From a purely logical standpoint, this transformation may seem a bit far fetched, but in many other regards, it’s quite expected. Love, after all, even in our real life experience can make people behave quite oddly. Beagle merely adds a unicorn’s presence to the mix and epicfies the transformation. Fantasy allows for this. Being aware of the tropes, expectations, and allowances of your genre is vital.
Beyond these broader approaches, I’d like to take a quick look at two other things Beagle uses in his writing.
First is onomatopoeia. In the opening of this chapter, he has birds on the shore call out, “Saidso,” (page 130). Normally, we’d expect a standard onomatopoeia like caw or shrieking. Yet Beagle invents his own, combining two real words to roughly imitate the sound of a bird. This is his prerogative as an author--yes, we invent our own words on occasion--but it encourages that sense of blurring boundaries and magic in the setting. Too, it triggers that part of us that sometimes almost hears our own language in the world around us. Don’t go overboard with invented words--in other words, do this rarely--but don’t feel like, as a writer, you are limited to only the words in the dictionary.
Another technique Beagle utilizes is vivid verbs. Consider this line:
They crossed a cobbled courtyard where cold laundry groped their faces (page 134)
“Groped” is an extremely vivid verb. It implies a great deal and brings with it an uncomfortable sensation, and that’s all in one syllable. Beagle could have chosen verbs like hit, brush, smacked, or something plainer. However, they would not have carried such impact. They might have been okay, but they wouldn’t have been just right. It may take many drafts to decide on that perfect word, that verb that so vividly imparts and image or sensation, but when editors ask you to punch up your verbs, this is what they mean.
Thank you for joining me for today’s chapter of The Last Unicorn by Peter S. Beagle.

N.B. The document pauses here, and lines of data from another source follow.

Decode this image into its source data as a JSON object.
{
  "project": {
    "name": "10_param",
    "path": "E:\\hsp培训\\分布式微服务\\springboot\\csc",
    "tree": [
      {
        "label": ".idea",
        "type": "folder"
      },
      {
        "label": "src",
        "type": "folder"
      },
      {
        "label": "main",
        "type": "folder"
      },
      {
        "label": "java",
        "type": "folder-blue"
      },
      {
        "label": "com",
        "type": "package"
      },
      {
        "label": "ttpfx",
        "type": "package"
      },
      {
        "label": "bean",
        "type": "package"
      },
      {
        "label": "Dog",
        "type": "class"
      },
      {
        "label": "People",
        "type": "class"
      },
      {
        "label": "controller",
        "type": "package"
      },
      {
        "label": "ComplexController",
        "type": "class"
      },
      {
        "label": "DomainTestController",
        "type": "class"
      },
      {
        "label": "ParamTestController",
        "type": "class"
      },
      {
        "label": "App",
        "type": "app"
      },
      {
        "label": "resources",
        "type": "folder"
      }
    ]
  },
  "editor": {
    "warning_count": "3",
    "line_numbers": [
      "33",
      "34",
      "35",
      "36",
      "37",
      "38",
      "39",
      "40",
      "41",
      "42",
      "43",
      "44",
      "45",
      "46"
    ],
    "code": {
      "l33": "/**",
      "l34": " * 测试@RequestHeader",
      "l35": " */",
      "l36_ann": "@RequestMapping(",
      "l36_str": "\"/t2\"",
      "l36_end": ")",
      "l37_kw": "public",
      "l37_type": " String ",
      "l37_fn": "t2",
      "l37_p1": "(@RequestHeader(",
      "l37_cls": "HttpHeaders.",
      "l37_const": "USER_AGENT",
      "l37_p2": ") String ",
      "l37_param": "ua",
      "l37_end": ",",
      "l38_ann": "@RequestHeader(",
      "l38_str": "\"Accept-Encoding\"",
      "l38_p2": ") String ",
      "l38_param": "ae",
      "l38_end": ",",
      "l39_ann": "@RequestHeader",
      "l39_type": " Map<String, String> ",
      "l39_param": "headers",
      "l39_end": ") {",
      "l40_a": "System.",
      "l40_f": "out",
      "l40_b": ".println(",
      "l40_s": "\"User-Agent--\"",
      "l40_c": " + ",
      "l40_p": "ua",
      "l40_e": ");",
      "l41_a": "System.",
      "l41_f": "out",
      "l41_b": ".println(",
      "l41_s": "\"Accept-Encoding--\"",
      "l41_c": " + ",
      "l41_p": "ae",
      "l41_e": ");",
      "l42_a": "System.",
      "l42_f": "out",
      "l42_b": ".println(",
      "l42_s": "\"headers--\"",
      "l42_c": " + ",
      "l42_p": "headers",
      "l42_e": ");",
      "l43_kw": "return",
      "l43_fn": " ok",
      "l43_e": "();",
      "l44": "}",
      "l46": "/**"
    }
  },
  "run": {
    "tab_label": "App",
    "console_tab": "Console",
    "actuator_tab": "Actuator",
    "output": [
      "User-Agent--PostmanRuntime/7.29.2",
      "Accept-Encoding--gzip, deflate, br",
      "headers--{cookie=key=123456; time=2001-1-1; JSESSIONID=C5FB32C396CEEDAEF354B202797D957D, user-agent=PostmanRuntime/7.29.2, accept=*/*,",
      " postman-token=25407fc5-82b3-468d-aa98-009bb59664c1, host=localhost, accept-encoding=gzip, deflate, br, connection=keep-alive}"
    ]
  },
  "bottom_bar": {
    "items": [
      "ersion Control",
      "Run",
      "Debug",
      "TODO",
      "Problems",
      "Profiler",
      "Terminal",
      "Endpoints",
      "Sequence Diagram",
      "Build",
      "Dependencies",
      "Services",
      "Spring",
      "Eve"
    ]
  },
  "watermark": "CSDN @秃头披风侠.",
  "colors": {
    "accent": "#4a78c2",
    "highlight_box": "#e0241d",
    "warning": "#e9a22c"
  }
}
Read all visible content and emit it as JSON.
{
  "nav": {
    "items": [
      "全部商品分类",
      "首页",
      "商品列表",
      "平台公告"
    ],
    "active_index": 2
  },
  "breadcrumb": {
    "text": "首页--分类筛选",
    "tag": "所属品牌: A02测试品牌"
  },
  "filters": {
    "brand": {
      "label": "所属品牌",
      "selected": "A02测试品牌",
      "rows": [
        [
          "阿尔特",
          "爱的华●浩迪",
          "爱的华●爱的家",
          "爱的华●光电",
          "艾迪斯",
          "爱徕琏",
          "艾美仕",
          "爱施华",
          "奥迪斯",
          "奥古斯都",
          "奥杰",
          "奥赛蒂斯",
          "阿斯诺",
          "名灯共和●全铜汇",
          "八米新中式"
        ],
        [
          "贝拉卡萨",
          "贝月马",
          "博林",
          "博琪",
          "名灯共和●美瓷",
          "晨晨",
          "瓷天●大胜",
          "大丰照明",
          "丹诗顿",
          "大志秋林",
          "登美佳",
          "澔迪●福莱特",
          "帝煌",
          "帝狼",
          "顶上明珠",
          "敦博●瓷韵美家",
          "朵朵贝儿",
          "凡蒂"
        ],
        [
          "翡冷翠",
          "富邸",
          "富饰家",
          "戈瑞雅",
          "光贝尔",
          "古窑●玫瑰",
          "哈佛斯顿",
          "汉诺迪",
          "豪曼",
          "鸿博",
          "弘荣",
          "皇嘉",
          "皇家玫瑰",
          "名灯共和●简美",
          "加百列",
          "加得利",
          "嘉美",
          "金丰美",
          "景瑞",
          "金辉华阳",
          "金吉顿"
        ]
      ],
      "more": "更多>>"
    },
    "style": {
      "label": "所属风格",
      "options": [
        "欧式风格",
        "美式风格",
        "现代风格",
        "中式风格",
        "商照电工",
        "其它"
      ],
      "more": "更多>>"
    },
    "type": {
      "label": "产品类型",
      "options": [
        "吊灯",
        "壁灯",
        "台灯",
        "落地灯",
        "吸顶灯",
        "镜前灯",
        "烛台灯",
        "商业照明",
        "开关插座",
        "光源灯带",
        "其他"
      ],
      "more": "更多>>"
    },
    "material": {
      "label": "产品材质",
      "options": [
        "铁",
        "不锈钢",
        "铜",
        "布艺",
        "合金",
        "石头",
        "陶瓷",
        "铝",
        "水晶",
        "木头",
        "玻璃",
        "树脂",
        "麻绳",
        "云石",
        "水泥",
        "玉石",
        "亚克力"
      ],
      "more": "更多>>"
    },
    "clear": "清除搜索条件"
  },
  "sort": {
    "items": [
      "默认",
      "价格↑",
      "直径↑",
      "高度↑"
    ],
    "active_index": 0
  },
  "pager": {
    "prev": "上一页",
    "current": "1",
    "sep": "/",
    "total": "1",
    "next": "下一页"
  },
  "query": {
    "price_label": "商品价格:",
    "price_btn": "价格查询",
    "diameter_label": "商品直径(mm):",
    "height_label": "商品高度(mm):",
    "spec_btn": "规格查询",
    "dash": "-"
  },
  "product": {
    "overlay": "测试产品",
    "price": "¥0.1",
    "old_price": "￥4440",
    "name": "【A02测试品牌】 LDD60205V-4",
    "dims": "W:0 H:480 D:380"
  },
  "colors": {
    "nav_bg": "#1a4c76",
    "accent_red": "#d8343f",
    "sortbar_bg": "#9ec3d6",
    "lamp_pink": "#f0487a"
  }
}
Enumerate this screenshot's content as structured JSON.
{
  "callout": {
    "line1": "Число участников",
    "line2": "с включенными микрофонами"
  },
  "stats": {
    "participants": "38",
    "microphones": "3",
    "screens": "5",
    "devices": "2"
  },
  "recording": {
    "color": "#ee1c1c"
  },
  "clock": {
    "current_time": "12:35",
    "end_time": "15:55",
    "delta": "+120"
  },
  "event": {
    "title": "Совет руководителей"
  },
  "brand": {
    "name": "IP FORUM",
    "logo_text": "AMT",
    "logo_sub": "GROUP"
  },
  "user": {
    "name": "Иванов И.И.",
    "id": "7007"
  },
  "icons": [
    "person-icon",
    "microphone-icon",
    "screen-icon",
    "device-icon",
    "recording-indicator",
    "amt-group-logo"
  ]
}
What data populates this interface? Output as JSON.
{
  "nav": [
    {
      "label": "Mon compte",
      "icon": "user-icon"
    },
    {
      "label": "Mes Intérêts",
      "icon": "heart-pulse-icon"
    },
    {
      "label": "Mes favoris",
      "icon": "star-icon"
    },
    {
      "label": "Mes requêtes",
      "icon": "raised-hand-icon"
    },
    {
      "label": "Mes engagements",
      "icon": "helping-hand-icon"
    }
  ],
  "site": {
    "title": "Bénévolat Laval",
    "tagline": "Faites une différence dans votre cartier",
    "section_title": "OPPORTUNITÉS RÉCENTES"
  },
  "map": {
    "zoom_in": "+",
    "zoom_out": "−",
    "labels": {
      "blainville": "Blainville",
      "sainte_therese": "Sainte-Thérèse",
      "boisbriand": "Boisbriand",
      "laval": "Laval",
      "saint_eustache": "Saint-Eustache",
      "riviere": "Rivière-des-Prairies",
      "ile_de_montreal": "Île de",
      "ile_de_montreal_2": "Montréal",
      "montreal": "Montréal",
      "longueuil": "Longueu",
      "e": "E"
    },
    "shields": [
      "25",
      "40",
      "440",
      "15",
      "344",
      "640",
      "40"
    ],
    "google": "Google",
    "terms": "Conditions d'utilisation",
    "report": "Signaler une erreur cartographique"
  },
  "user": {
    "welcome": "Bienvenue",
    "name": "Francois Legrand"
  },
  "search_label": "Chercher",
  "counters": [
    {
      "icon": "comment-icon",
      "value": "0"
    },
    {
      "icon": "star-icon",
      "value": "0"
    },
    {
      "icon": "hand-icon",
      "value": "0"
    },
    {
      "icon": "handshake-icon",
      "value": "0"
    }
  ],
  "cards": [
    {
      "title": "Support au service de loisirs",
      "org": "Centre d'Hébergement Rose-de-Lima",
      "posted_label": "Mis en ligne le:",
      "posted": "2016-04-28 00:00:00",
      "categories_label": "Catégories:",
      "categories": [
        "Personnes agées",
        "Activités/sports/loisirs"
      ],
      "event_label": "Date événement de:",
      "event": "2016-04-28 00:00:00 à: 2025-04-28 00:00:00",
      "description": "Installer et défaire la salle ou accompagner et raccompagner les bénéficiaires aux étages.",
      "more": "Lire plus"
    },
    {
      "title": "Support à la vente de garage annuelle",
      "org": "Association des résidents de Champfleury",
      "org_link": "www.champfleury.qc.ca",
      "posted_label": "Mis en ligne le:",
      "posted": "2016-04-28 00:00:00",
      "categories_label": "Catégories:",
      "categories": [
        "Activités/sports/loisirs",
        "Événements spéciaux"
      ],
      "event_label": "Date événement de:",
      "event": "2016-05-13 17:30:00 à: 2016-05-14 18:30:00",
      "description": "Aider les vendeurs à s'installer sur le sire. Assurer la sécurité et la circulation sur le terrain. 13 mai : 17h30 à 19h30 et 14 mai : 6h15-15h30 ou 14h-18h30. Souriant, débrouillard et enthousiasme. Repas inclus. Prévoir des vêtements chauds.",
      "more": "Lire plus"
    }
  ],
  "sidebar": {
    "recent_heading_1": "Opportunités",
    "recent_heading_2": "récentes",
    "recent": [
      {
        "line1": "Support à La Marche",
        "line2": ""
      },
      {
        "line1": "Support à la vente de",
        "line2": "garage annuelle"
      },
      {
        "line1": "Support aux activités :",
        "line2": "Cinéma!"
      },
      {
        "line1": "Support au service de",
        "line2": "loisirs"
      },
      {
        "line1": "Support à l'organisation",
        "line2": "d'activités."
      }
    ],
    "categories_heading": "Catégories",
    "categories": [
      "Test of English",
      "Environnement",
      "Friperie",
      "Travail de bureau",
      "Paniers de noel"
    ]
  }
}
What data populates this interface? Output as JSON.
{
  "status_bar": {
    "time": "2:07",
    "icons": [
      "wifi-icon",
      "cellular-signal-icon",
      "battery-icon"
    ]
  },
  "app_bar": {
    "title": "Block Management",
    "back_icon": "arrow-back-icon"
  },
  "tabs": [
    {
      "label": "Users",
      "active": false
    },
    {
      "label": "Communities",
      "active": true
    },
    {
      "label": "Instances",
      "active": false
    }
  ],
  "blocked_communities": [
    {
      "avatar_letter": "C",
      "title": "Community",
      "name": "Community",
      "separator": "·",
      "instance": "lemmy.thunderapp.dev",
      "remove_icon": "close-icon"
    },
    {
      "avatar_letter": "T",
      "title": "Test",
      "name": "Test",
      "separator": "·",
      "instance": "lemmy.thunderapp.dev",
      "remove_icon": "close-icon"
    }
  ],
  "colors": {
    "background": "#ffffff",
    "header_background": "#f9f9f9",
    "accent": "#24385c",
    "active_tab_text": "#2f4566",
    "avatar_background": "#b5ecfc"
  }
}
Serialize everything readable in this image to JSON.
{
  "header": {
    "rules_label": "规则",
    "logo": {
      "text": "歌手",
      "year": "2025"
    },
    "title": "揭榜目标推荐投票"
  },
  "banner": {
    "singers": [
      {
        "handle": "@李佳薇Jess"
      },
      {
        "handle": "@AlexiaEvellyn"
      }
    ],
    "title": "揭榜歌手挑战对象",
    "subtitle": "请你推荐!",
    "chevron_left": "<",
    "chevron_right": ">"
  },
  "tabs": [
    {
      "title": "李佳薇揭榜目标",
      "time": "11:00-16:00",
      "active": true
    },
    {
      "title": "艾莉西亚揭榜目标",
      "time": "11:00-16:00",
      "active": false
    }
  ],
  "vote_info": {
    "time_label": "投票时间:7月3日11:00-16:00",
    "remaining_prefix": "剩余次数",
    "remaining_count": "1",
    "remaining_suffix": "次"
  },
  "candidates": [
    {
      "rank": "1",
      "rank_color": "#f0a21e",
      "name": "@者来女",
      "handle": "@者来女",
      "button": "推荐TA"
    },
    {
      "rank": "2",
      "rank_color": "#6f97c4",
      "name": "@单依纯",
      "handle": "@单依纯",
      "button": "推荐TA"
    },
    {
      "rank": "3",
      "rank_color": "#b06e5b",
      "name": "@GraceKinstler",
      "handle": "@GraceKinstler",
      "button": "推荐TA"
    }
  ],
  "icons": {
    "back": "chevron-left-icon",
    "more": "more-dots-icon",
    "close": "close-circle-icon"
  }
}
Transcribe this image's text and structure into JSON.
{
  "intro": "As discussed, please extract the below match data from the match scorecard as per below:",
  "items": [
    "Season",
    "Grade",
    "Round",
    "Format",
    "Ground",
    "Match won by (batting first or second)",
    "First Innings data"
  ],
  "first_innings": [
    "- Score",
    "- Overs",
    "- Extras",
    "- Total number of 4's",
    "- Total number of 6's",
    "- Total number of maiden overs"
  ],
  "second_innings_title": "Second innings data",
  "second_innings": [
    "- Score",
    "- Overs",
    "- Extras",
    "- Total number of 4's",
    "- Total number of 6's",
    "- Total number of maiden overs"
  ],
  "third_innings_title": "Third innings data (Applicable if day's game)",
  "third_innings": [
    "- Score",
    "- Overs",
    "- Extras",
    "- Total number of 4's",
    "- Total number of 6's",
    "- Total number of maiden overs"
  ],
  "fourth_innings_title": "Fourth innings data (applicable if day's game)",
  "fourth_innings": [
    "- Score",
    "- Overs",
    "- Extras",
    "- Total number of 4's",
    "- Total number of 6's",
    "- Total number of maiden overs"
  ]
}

We’ll resume this read next Monday. Until then, swing back by on Friday for further forays in fiction, the speculative, and life.